[Data provided — start]

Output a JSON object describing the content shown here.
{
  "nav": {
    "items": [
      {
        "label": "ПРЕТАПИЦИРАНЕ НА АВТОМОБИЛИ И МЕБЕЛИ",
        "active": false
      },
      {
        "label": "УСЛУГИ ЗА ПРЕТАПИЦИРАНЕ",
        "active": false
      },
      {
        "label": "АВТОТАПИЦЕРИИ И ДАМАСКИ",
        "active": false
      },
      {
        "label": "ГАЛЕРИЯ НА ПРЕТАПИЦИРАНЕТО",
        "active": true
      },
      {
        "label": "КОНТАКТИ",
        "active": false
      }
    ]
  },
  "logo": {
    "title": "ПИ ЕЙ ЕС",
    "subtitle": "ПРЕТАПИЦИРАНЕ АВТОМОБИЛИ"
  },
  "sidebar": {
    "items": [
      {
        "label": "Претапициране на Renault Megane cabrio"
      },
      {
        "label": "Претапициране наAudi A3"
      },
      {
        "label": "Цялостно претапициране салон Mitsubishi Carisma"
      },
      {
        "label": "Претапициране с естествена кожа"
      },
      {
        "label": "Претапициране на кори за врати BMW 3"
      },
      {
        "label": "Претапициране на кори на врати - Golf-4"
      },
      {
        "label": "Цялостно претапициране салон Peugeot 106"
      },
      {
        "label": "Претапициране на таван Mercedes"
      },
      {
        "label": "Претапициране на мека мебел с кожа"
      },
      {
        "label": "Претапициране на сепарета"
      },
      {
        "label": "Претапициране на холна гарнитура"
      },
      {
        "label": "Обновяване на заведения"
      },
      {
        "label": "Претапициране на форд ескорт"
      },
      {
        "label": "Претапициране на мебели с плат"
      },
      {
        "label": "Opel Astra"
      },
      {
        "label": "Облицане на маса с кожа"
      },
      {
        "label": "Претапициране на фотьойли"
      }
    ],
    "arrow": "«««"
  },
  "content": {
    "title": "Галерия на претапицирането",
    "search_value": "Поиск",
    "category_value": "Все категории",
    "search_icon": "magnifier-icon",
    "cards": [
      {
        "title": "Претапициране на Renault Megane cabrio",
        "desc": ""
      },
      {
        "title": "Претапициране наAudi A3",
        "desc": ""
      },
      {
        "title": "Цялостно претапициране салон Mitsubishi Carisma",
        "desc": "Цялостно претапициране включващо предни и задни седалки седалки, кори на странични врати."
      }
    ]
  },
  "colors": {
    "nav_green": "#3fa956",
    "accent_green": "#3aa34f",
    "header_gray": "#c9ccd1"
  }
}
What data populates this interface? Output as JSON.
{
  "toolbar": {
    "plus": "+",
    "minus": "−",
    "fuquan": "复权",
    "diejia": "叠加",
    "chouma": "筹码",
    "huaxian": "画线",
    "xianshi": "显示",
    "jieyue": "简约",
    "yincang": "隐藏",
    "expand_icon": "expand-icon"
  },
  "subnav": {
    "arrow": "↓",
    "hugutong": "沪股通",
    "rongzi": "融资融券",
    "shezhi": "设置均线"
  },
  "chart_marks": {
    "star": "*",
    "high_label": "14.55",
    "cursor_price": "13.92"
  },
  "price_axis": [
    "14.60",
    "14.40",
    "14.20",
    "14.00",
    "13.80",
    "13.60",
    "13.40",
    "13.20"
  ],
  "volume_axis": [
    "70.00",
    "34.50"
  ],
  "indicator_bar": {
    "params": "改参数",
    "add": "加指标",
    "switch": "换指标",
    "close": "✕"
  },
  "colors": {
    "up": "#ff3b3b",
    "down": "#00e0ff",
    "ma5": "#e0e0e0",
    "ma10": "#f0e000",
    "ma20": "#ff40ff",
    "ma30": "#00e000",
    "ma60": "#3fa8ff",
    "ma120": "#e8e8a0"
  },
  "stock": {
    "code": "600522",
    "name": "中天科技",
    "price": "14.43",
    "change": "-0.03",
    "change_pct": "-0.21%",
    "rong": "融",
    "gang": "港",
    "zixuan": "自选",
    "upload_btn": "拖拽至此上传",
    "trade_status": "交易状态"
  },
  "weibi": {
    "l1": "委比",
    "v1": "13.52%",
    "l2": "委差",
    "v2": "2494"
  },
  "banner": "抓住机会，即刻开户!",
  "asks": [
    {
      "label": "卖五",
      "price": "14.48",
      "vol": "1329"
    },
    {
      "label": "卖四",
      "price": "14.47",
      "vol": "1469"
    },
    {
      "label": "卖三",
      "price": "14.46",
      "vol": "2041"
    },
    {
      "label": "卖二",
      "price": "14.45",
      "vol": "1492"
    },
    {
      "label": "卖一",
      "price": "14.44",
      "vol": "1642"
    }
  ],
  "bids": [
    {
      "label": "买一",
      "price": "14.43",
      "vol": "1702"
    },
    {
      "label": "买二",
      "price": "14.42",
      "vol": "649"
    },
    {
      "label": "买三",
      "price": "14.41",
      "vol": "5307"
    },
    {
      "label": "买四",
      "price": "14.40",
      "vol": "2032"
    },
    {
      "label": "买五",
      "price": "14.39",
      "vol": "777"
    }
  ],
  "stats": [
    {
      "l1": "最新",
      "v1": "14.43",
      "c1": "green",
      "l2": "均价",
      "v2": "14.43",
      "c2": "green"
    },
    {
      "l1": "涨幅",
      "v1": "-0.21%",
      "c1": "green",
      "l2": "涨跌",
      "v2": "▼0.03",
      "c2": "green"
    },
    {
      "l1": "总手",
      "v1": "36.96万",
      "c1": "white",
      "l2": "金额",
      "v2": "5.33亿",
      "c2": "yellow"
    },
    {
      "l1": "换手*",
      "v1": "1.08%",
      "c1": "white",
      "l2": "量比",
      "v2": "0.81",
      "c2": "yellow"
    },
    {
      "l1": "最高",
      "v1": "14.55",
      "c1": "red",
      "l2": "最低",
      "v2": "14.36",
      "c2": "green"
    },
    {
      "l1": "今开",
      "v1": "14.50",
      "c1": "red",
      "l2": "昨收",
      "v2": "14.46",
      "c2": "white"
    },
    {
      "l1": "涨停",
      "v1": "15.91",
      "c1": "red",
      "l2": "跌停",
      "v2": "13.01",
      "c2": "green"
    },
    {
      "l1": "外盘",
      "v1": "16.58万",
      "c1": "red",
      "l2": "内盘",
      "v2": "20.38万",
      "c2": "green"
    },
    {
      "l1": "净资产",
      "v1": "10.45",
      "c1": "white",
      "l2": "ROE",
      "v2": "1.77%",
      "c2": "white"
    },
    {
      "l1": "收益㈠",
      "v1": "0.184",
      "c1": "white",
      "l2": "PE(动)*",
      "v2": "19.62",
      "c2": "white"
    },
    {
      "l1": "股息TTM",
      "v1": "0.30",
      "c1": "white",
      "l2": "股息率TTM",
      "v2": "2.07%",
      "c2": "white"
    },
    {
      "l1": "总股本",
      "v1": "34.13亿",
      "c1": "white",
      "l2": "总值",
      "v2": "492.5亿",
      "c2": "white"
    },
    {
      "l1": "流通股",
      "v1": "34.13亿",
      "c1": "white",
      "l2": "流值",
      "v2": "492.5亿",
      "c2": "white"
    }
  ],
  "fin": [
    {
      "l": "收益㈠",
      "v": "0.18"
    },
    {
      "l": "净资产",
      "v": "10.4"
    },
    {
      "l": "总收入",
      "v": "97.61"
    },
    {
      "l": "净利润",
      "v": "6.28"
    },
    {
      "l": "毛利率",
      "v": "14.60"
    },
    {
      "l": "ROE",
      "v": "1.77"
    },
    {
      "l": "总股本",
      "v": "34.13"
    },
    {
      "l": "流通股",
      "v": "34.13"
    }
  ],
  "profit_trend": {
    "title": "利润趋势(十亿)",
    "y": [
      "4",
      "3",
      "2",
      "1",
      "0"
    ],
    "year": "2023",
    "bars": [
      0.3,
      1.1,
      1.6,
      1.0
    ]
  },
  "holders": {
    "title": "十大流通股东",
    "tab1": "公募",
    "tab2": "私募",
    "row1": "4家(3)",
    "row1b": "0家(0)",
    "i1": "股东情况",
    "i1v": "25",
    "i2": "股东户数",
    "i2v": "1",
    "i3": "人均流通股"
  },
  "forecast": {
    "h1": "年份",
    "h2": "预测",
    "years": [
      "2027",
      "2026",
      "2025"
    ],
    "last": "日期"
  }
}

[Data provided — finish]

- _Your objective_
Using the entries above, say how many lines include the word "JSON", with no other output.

- _Output_
2